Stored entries
== Segment start ==

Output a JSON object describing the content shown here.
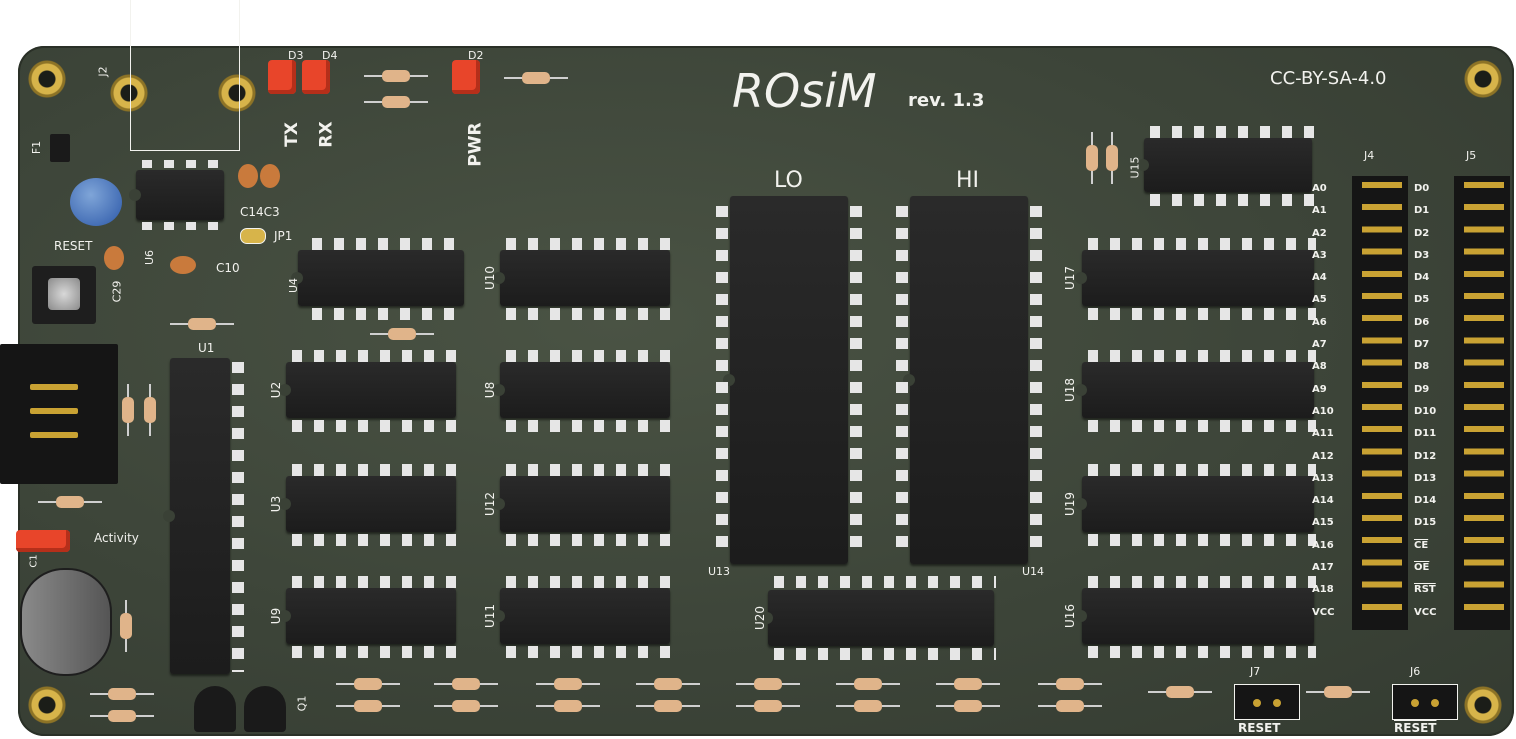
{
  "board": {
    "title": "ROsiM",
    "revision": "rev. 1.3",
    "license": "CC-BY-SA-4.0"
  },
  "chip_labels": {
    "lo": "LO",
    "hi": "HI"
  },
  "refs": {
    "J2": "J2",
    "D3": "D3",
    "D4": "D4",
    "D2": "D2",
    "F1": "F1",
    "C14C3": "C14C3",
    "JP1": "JP1",
    "C10": "C10",
    "U6": "U6",
    "C29": "C29",
    "U1": "U1",
    "U2": "U2",
    "U3": "U3",
    "U9": "U9",
    "U8": "U8",
    "U10": "U10",
    "U12": "U12",
    "U11": "U11",
    "U13": "U13",
    "U14": "U14",
    "U20": "U20",
    "U15": "U15",
    "U17": "U17",
    "U18": "U18",
    "U19": "U19",
    "U16": "U16",
    "J4": "J4",
    "J5": "J5",
    "J7": "J7",
    "J6": "J6",
    "Q1": "Q1",
    "C1": "C1",
    "U4": "U4"
  },
  "led_labels": {
    "tx": "TX",
    "rx": "RX",
    "pwr": "PWR",
    "activity": "Activity"
  },
  "reset_button_label": "RESET",
  "j7_label": "RESET",
  "j6_label": "RESET",
  "address_labels": [
    "A0",
    "A1",
    "A2",
    "A3",
    "A4",
    "A5",
    "A6",
    "A7",
    "A8",
    "A9",
    "A10",
    "A11",
    "A12",
    "A13",
    "A14",
    "A15",
    "A16",
    "A17",
    "A18",
    "VCC"
  ],
  "data_labels": [
    "D0",
    "D1",
    "D2",
    "D3",
    "D4",
    "D5",
    "D6",
    "D7",
    "D8",
    "D9",
    "D10",
    "D11",
    "D12",
    "D13",
    "D14",
    "D15",
    "CE",
    "OE",
    "RST",
    "VCC"
  ]
}
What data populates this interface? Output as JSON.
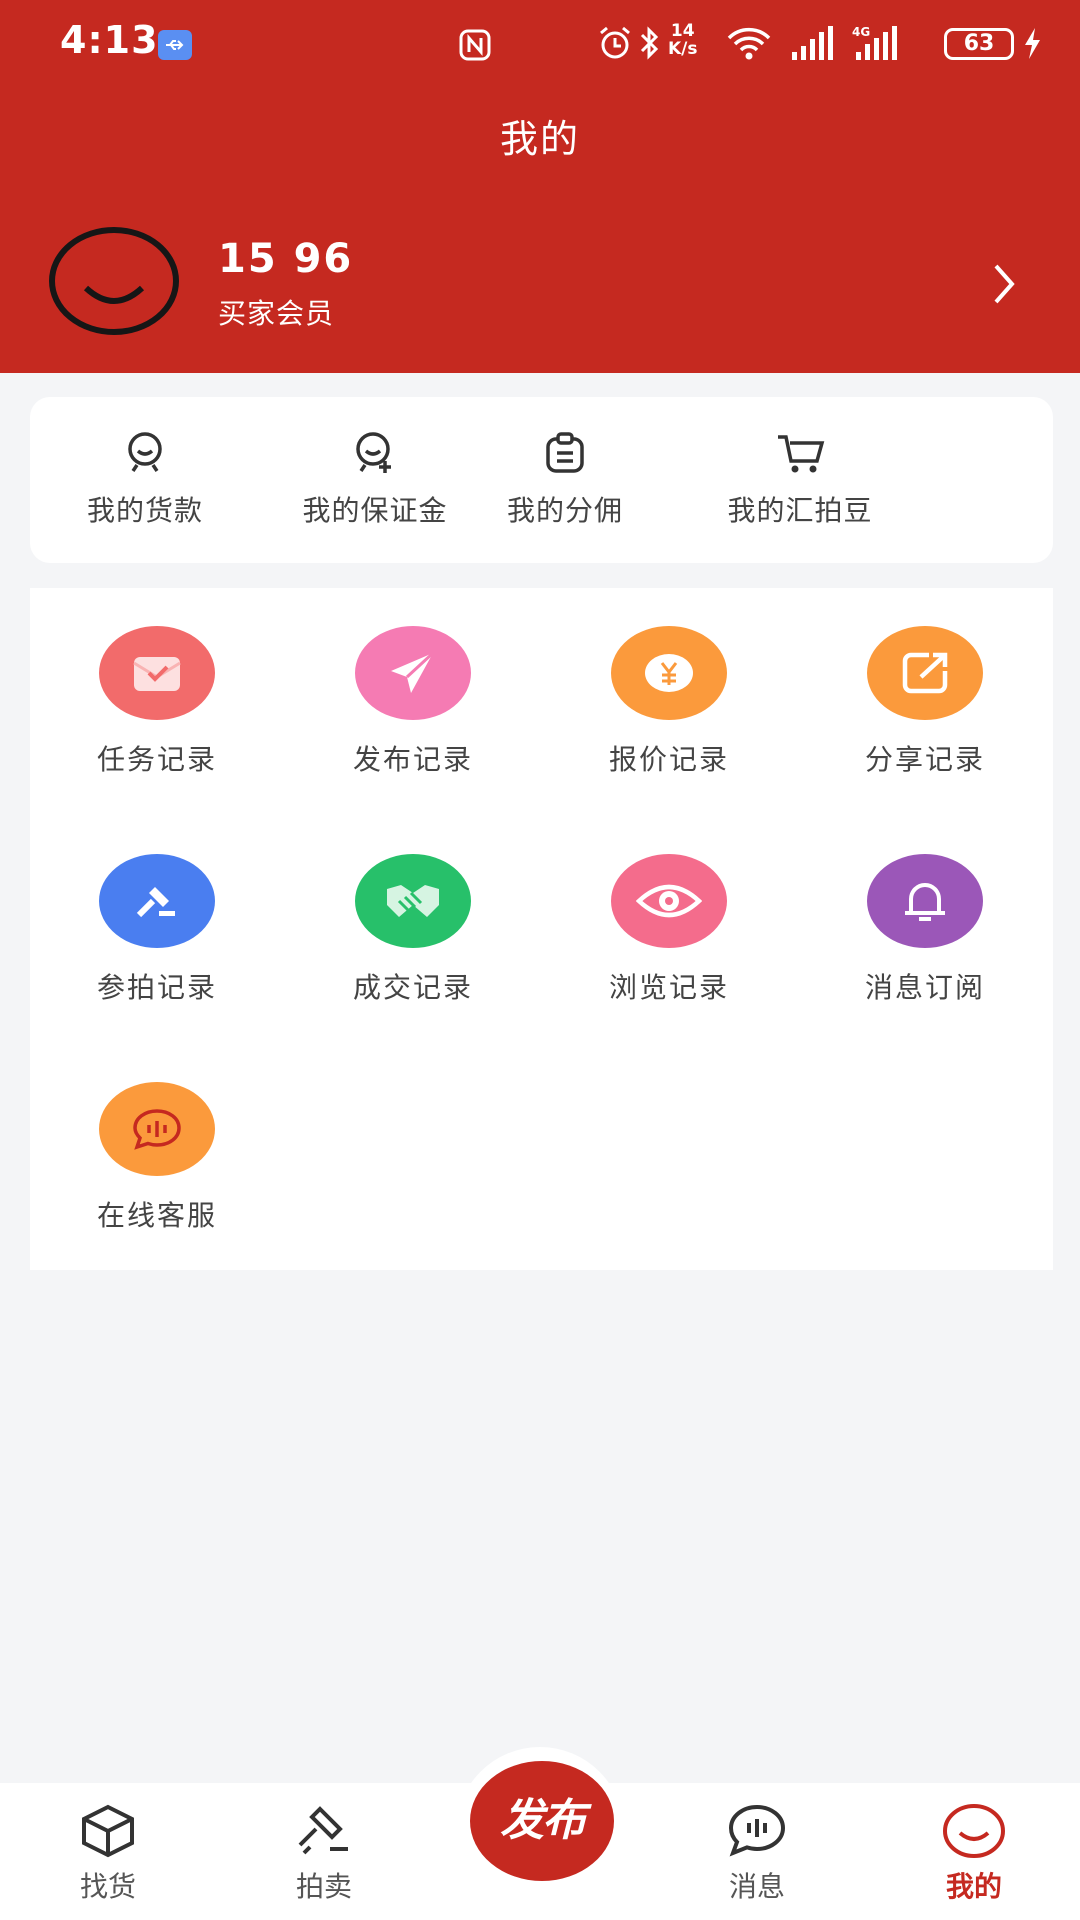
{
  "status_bar": {
    "time": "4:13",
    "net_speed_value": "14",
    "net_speed_unit": "K/s",
    "network": "4G",
    "battery": "63"
  },
  "header": {
    "title": "我的"
  },
  "profile": {
    "phone": "15        96",
    "member_type": "买家会员"
  },
  "wallet": {
    "items": [
      {
        "label": "我的货款",
        "icon": "smile-face-icon"
      },
      {
        "label": "我的保证金",
        "icon": "user-add-icon"
      },
      {
        "label": "我的分佣",
        "icon": "clipboard-icon"
      },
      {
        "label": "我的汇拍豆",
        "icon": "cart-icon"
      }
    ]
  },
  "records": {
    "items": [
      {
        "label": "任务记录",
        "icon": "task-icon",
        "color": "#f26b6b"
      },
      {
        "label": "发布记录",
        "icon": "send-icon",
        "color": "#f57bb3"
      },
      {
        "label": "报价记录",
        "icon": "yen-coin-icon",
        "color": "#fb9a3c"
      },
      {
        "label": "分享记录",
        "icon": "share-icon",
        "color": "#fb9a3c"
      },
      {
        "label": "参拍记录",
        "icon": "gavel-icon",
        "color": "#4a7ef0"
      },
      {
        "label": "成交记录",
        "icon": "handshake-icon",
        "color": "#27c06a"
      },
      {
        "label": "浏览记录",
        "icon": "eye-icon",
        "color": "#f46c8c"
      },
      {
        "label": "消息订阅",
        "icon": "bell-icon",
        "color": "#9b57b8"
      },
      {
        "label": "在线客服",
        "icon": "chat-icon",
        "color": "#fb9a3c"
      }
    ]
  },
  "tabbar": {
    "items": [
      {
        "label": "找货",
        "icon": "cube-icon"
      },
      {
        "label": "拍卖",
        "icon": "hammer-icon"
      },
      {
        "label": "发布",
        "icon": "publish-icon"
      },
      {
        "label": "消息",
        "icon": "chat-bubble-icon"
      },
      {
        "label": "我的",
        "icon": "smile-icon",
        "active": true
      }
    ]
  },
  "colors": {
    "brand": "#c52920",
    "background": "#f4f5f7"
  }
}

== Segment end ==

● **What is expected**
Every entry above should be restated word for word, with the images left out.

● **Answer box**
Output a JSON object describing the content shown here.
{
  "board": {
    "title": "ROsiM",
    "revision": "rev. 1.3",
    "license": "CC-BY-SA-4.0"
  },
  "chip_labels": {
    "lo": "LO",
    "hi": "HI"
  },
  "refs": {
    "J2": "J2",
    "D3": "D3",
    "D4": "D4",
    "D2": "D2",
    "F1": "F1",
    "C14C3": "C14C3",
    "JP1": "JP1",
    "C10": "C10",
    "U6": "U6",
    "C29": "C29",
    "U1": "U1",
    "U2": "U2",
    "U3": "U3",
    "U9": "U9",
    "U8": "U8",
    "U10": "U10",
    "U12": "U12",
    "U11": "U11",
    "U13": "U13",
    "U14": "U14",
    "U20": "U20",
    "U15": "U15",
    "U17": "U17",
    "U18": "U18",
    "U19": "U19",
    "U16": "U16",
    "J4": "J4",
    "J5": "J5",
    "J7": "J7",
    "J6": "J6",
    "Q1": "Q1",
    "C1": "C1",
    "U4": "U4"
  },
  "led_labels": {
    "tx": "TX",
    "rx": "RX",
    "pwr": "PWR",
    "activity": "Activity"
  },
  "reset_button_label": "RESET",
  "j7_label": "RESET",
  "j6_label": "RESET",
  "address_labels": [
    "A0",
    "A1",
    "A2",
    "A3",
    "A4",
    "A5",
    "A6",
    "A7",
    "A8",
    "A9",
    "A10",
    "A11",
    "A12",
    "A13",
    "A14",
    "A15",
    "A16",
    "A17",
    "A18",
    "VCC"
  ],
  "data_labels": [
    "D0",
    "D1",
    "D2",
    "D3",
    "D4",
    "D5",
    "D6",
    "D7",
    "D8",
    "D9",
    "D10",
    "D11",
    "D12",
    "D13",
    "D14",
    "D15",
    "CE",
    "OE",
    "RST",
    "VCC"
  ]
}
What data populates this interface? Output as JSON.
{
  "status_bar": {
    "time": "4:13",
    "net_speed_value": "14",
    "net_speed_unit": "K/s",
    "network": "4G",
    "battery": "63"
  },
  "header": {
    "title": "我的"
  },
  "profile": {
    "phone": "15        96",
    "member_type": "买家会员"
  },
  "wallet": {
    "items": [
      {
        "label": "我的货款",
        "icon": "smile-face-icon"
      },
      {
        "label": "我的保证金",
        "icon": "user-add-icon"
      },
      {
        "label": "我的分佣",
        "icon": "clipboard-icon"
      },
      {
        "label": "我的汇拍豆",
        "icon": "cart-icon"
      }
    ]
  },
  "records": {
    "items": [
      {
        "label": "任务记录",
        "icon": "task-icon",
        "color": "#f26b6b"
      },
      {
        "label": "发布记录",
        "icon": "send-icon",
        "color": "#f57bb3"
      },
      {
        "label": "报价记录",
        "icon": "yen-coin-icon",
        "color": "#fb9a3c"
      },
      {
        "label": "分享记录",
        "icon": "share-icon",
        "color": "#fb9a3c"
      },
      {
        "label": "参拍记录",
        "icon": "gavel-icon",
        "color": "#4a7ef0"
      },
      {
        "label": "成交记录",
        "icon": "handshake-icon",
        "color": "#27c06a"
      },
      {
        "label": "浏览记录",
        "icon": "eye-icon",
        "color": "#f46c8c"
      },
      {
        "label": "消息订阅",
        "icon": "bell-icon",
        "color": "#9b57b8"
      },
      {
        "label": "在线客服",
        "icon": "chat-icon",
        "color": "#fb9a3c"
      }
    ]
  },
  "tabbar": {
    "items": [
      {
        "label": "找货",
        "icon": "cube-icon"
      },
      {
        "label": "拍卖",
        "icon": "hammer-icon"
      },
      {
        "label": "发布",
        "icon": "publish-icon"
      },
      {
        "label": "消息",
        "icon": "chat-bubble-icon"
      },
      {
        "label": "我的",
        "icon": "smile-icon",
        "active": true
      }
    ]
  },
  "colors": {
    "brand": "#c52920",
    "background": "#f4f5f7"
  }
}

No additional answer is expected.